Task prompt ▸
The data below must be repeated exactly. Leave nothing out.
====== Input data
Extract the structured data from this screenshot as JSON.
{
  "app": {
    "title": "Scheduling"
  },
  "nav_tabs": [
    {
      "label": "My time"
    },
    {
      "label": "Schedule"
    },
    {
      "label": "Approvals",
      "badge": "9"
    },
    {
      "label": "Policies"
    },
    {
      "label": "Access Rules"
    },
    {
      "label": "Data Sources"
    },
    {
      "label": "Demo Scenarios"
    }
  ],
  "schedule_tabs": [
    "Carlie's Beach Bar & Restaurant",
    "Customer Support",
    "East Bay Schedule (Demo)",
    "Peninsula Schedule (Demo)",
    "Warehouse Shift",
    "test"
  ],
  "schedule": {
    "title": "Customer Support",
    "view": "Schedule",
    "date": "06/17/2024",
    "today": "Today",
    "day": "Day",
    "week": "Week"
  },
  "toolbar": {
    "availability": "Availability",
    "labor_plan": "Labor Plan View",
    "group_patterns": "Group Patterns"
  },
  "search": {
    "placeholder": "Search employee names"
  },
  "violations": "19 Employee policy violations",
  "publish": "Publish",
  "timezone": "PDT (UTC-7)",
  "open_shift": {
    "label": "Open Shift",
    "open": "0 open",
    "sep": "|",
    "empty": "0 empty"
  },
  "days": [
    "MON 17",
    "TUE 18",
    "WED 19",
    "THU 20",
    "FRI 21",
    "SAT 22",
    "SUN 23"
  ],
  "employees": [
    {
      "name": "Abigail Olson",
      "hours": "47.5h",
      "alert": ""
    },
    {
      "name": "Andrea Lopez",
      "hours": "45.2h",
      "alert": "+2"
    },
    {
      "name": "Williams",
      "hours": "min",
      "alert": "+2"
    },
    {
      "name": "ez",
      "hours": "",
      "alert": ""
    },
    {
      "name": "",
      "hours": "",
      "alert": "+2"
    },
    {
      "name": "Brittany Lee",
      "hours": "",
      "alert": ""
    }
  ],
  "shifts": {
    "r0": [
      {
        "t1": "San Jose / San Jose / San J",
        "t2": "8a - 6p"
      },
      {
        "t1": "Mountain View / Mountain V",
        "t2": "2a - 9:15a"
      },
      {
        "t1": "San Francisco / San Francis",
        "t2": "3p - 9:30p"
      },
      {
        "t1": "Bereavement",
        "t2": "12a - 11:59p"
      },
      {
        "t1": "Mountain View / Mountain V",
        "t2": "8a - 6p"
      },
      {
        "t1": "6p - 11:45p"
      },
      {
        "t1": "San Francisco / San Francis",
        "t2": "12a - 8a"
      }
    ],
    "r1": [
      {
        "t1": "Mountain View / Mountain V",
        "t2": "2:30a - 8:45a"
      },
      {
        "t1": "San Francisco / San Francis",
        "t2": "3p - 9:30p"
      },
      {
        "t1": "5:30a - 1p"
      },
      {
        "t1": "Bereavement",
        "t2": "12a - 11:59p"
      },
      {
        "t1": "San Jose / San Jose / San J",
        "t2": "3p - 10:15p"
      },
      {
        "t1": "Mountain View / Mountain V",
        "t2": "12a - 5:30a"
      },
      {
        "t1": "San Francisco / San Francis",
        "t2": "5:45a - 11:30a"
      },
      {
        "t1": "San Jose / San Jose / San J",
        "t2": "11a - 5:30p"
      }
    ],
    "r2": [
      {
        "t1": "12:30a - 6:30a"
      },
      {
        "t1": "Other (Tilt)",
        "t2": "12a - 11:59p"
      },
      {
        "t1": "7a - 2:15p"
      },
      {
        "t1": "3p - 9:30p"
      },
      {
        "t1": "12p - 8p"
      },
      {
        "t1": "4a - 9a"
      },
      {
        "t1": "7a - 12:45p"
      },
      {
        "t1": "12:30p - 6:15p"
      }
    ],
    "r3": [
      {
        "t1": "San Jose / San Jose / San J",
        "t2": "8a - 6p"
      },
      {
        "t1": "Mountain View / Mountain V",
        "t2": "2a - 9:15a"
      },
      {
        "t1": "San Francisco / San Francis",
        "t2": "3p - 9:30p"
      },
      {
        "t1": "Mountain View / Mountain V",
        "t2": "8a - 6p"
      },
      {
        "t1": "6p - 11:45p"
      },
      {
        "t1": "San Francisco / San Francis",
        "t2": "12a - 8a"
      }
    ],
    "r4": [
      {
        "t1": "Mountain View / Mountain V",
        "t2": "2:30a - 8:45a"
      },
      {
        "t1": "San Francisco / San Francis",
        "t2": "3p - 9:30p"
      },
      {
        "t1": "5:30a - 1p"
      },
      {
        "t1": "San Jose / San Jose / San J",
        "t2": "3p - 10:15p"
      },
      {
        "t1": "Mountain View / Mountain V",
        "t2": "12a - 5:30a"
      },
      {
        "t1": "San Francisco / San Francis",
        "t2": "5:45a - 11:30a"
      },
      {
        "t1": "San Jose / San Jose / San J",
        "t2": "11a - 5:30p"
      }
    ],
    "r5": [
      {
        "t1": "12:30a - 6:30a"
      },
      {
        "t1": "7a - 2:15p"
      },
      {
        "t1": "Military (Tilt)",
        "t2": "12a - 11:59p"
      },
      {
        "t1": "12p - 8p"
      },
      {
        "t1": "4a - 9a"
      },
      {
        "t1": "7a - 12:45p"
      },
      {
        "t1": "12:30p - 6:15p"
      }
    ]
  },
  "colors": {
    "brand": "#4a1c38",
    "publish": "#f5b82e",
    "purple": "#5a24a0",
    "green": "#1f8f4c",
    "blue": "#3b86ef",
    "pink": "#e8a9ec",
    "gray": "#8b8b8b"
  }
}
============
Answer space ▸
Extract the structured data from this screenshot as JSON.
{
  "app": {
    "title": "Scheduling"
  },
  "nav_tabs": [
    {
      "label": "My time"
    },
    {
      "label": "Schedule"
    },
    {
      "label": "Approvals",
      "badge": "9"
    },
    {
      "label": "Policies"
    },
    {
      "label": "Access Rules"
    },
    {
      "label": "Data Sources"
    },
    {
      "label": "Demo Scenarios"
    }
  ],
  "schedule_tabs": [
    "Carlie's Beach Bar & Restaurant",
    "Customer Support",
    "East Bay Schedule (Demo)",
    "Peninsula Schedule (Demo)",
    "Warehouse Shift",
    "test"
  ],
  "schedule": {
    "title": "Customer Support",
    "view": "Schedule",
    "date": "06/17/2024",
    "today": "Today",
    "day": "Day",
    "week": "Week"
  },
  "toolbar": {
    "availability": "Availability",
    "labor_plan": "Labor Plan View",
    "group_patterns": "Group Patterns"
  },
  "search": {
    "placeholder": "Search employee names"
  },
  "violations": "19 Employee policy violations",
  "publish": "Publish",
  "timezone": "PDT (UTC-7)",
  "open_shift": {
    "label": "Open Shift",
    "open": "0 open",
    "sep": "|",
    "empty": "0 empty"
  },
  "days": [
    "MON 17",
    "TUE 18",
    "WED 19",
    "THU 20",
    "FRI 21",
    "SAT 22",
    "SUN 23"
  ],
  "employees": [
    {
      "name": "Abigail Olson",
      "hours": "47.5h",
      "alert": ""
    },
    {
      "name": "Andrea Lopez",
      "hours": "45.2h",
      "alert": "+2"
    },
    {
      "name": "Williams",
      "hours": "min",
      "alert": "+2"
    },
    {
      "name": "ez",
      "hours": "",
      "alert": ""
    },
    {
      "name": "",
      "hours": "",
      "alert": "+2"
    },
    {
      "name": "Brittany Lee",
      "hours": "",
      "alert": ""
    }
  ],
  "shifts": {
    "r0": [
      {
        "t1": "San Jose / San Jose / San J",
        "t2": "8a - 6p"
      },
      {
        "t1": "Mountain View / Mountain V",
        "t2": "2a - 9:15a"
      },
      {
        "t1": "San Francisco / San Francis",
        "t2": "3p - 9:30p"
      },
      {
        "t1": "Bereavement",
        "t2": "12a - 11:59p"
      },
      {
        "t1": "Mountain View / Mountain V",
        "t2": "8a - 6p"
      },
      {
        "t1": "6p - 11:45p"
      },
      {
        "t1": "San Francisco / San Francis",
        "t2": "12a - 8a"
      }
    ],
    "r1": [
      {
        "t1": "Mountain View / Mountain V",
        "t2": "2:30a - 8:45a"
      },
      {
        "t1": "San Francisco / San Francis",
        "t2": "3p - 9:30p"
      },
      {
        "t1": "5:30a - 1p"
      },
      {
        "t1": "Bereavement",
        "t2": "12a - 11:59p"
      },
      {
        "t1": "San Jose / San Jose / San J",
        "t2": "3p - 10:15p"
      },
      {
        "t1": "Mountain View / Mountain V",
        "t2": "12a - 5:30a"
      },
      {
        "t1": "San Francisco / San Francis",
        "t2": "5:45a - 11:30a"
      },
      {
        "t1": "San Jose / San Jose / San J",
        "t2": "11a - 5:30p"
      }
    ],
    "r2": [
      {
        "t1": "12:30a - 6:30a"
      },
      {
        "t1": "Other (Tilt)",
        "t2": "12a - 11:59p"
      },
      {
        "t1": "7a - 2:15p"
      },
      {
        "t1": "3p - 9:30p"
      },
      {
        "t1": "12p - 8p"
      },
      {
        "t1": "4a - 9a"
      },
      {
        "t1": "7a - 12:45p"
      },
      {
        "t1": "12:30p - 6:15p"
      }
    ],
    "r3": [
      {
        "t1": "San Jose / San Jose / San J",
        "t2": "8a - 6p"
      },
      {
        "t1": "Mountain View / Mountain V",
        "t2": "2a - 9:15a"
      },
      {
        "t1": "San Francisco / San Francis",
        "t2": "3p - 9:30p"
      },
      {
        "t1": "Mountain View / Mountain V",
        "t2": "8a - 6p"
      },
      {
        "t1": "6p - 11:45p"
      },
      {
        "t1": "San Francisco / San Francis",
        "t2": "12a - 8a"
      }
    ],
    "r4": [
      {
        "t1": "Mountain View / Mountain V",
        "t2": "2:30a - 8:45a"
      },
      {
        "t1": "San Francisco / San Francis",
        "t2": "3p - 9:30p"
      },
      {
        "t1": "5:30a - 1p"
      },
      {
        "t1": "San Jose / San Jose / San J",
        "t2": "3p - 10:15p"
      },
      {
        "t1": "Mountain View / Mountain V",
        "t2": "12a - 5:30a"
      },
      {
        "t1": "San Francisco / San Francis",
        "t2": "5:45a - 11:30a"
      },
      {
        "t1": "San Jose / San Jose / San J",
        "t2": "11a - 5:30p"
      }
    ],
    "r5": [
      {
        "t1": "12:30a - 6:30a"
      },
      {
        "t1": "7a - 2:15p"
      },
      {
        "t1": "Military (Tilt)",
        "t2": "12a - 11:59p"
      },
      {
        "t1": "12p - 8p"
      },
      {
        "t1": "4a - 9a"
      },
      {
        "t1": "7a - 12:45p"
      },
      {
        "t1": "12:30p - 6:15p"
      }
    ]
  },
  "colors": {
    "brand": "#4a1c38",
    "publish": "#f5b82e",
    "purple": "#5a24a0",
    "green": "#1f8f4c",
    "blue": "#3b86ef",
    "pink": "#e8a9ec",
    "gray": "#8b8b8b"
  }
}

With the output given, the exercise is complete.